  58. 58. 07/22/15 Beijing, China 15 16 October, 2010 58 RESULTS/OUTCOMES OF THE TSUNAMI AFFECTED AREA PROJECT THROUGH SUSTAINABLE PROCUREMENT WATER SUPPLY SCHEMES New BRIDGES HOUSING SCHEMES FISHING HARBOUR SCHOOLS
  59. 59. 07/22/15 Beijing, China 15 16 October, 2010 59 RESULTS/OUTCOMES OF THE TSUNAMI AFFECTED AREA PROJECT THROUGH SUSTAINABLE PROCUREMENT ROADS PROJECTS
  60. 60. 07/22/15 Beijing, China 15 16 October, 2010 60 RECOMMENDED ACTIONS When buying products, to reduce the social and environmental impact of purchasing decision. Fit for the purpose and value for money Biodegradability- Design for disassembly- Minimum use of virgin and non-renewable materials Resource Efficiency-Running Fault controls to prevent unnecessary Health and safety standards- Local production- Maximum durability, reparability, reusability, recyclability and upgradeability- Minimum packaging Maximum use of post-consumer materials - Non (or reduced) polluting with minimum use of toxic chemicals, CFCs, ozone and other pollutants- Ethically sourced
  61. 61. 07/22/15 Beijing, China 15 16 October, 2010 61 CONCLUSIONS Met Sri Lankas Needs Fulfilling the duty requires an integrated approach to pursuing economic, social and environmental well-being and all three components are central to success. Progress has been made and there are initiatives which have reduced environmental impact and saved money.

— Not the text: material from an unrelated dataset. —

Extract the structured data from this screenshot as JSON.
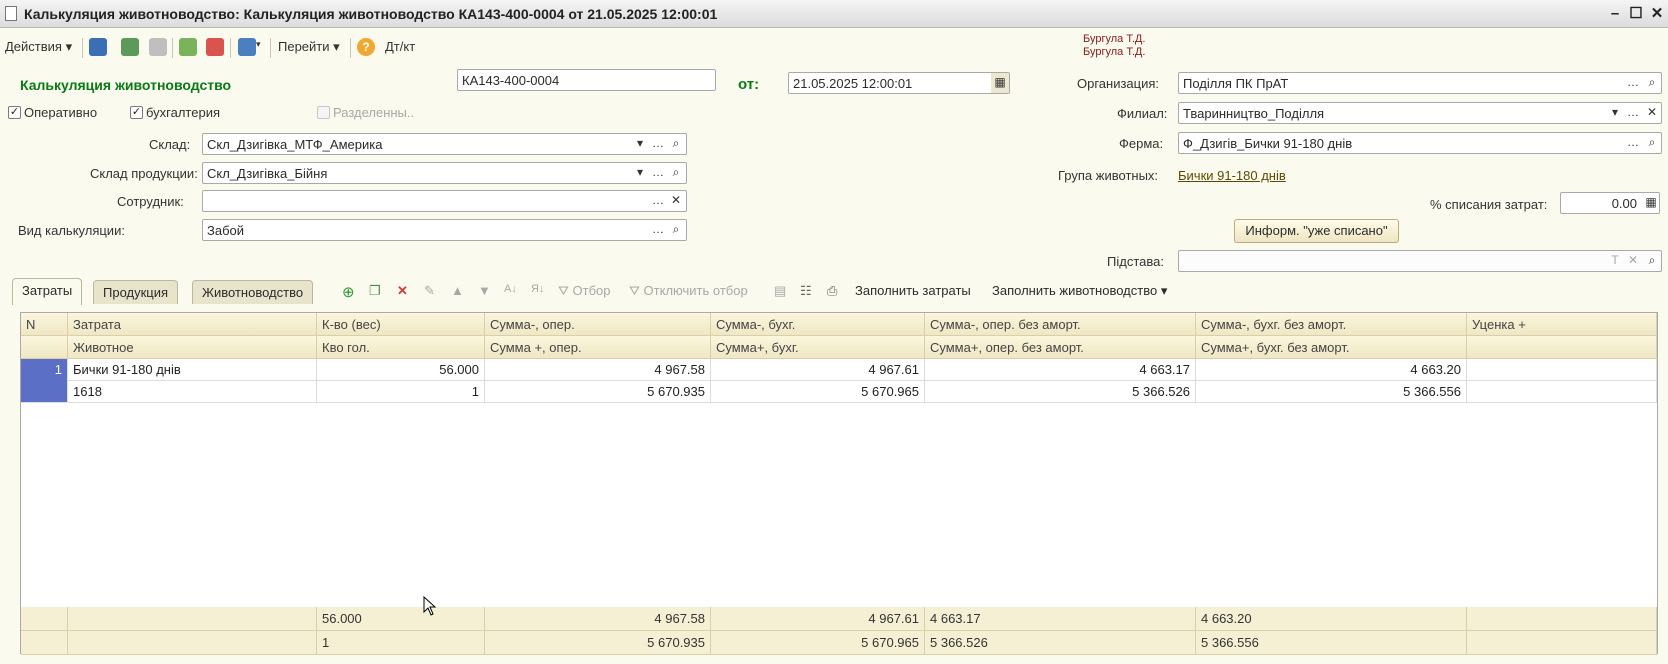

To achieve value for money, procurement decisions need to be based on a thorough understanding of costs and benefits along with social and environmental impacts.
  62. 62. 07/22/15 Beijing, China 15 16 October, 2010 62 Benefits 1. Reduces adverse environmental impacts arising from Government procurement action, waste to landfill, saves water, reduces greenhouse gas emissions, decreases air and water pollution, saves money through re-using materials and products, and reduces consumption of both natural and processed resources. Ensures the health and safety of the community. 2. Makes more efficient use of public resources. Reduces costs through greater energy efficiency, reduced waste disposal, and reduced risk management. Lowers the cost for products over their life cycle 3. Stimulates the local and global markets to innovate and produce more sustainable products and services 4. Demonstrates governments are committed to achieving sustainable development objectives.
  63. 63. 07/22/15 Beijing, China 15 16 October, 2010 63 Barriers 1.habit and the difficulty in changing procurement behaviour, 2.lack of suppliers of sustainable assets, suppliers or services, 3.complexity of comparing costing/value for money assessments, 4. the difficulty of including factors broader than environmental considerations, and 5. a perception that the process and outcomes are more costly or time consuming.
  64. 64. 07/22/15 64 Drivers 1. effective organization wide policies to ensure that everyone is aware of the strategy, 2.training and guidance to help all of those involved in procurement to understand sustainable procurement and whole life costing; 3.regular audits and monitoring to assess where your organization is in the context of sustainable procurement and where you could make further progress in this area commitment to sustainable development as an organizational policy 4.supporting and educating suppliers/creating markets linking up with other organizations to learn from their experience and 5.pooling procurement by forming procurement consortium where relevant. Beijing, China 15 16 October, 2010
  65. 65. 07/22/15 Seoul,Korea 26 - 28 August 2010 65 THANK YOU THANK YOU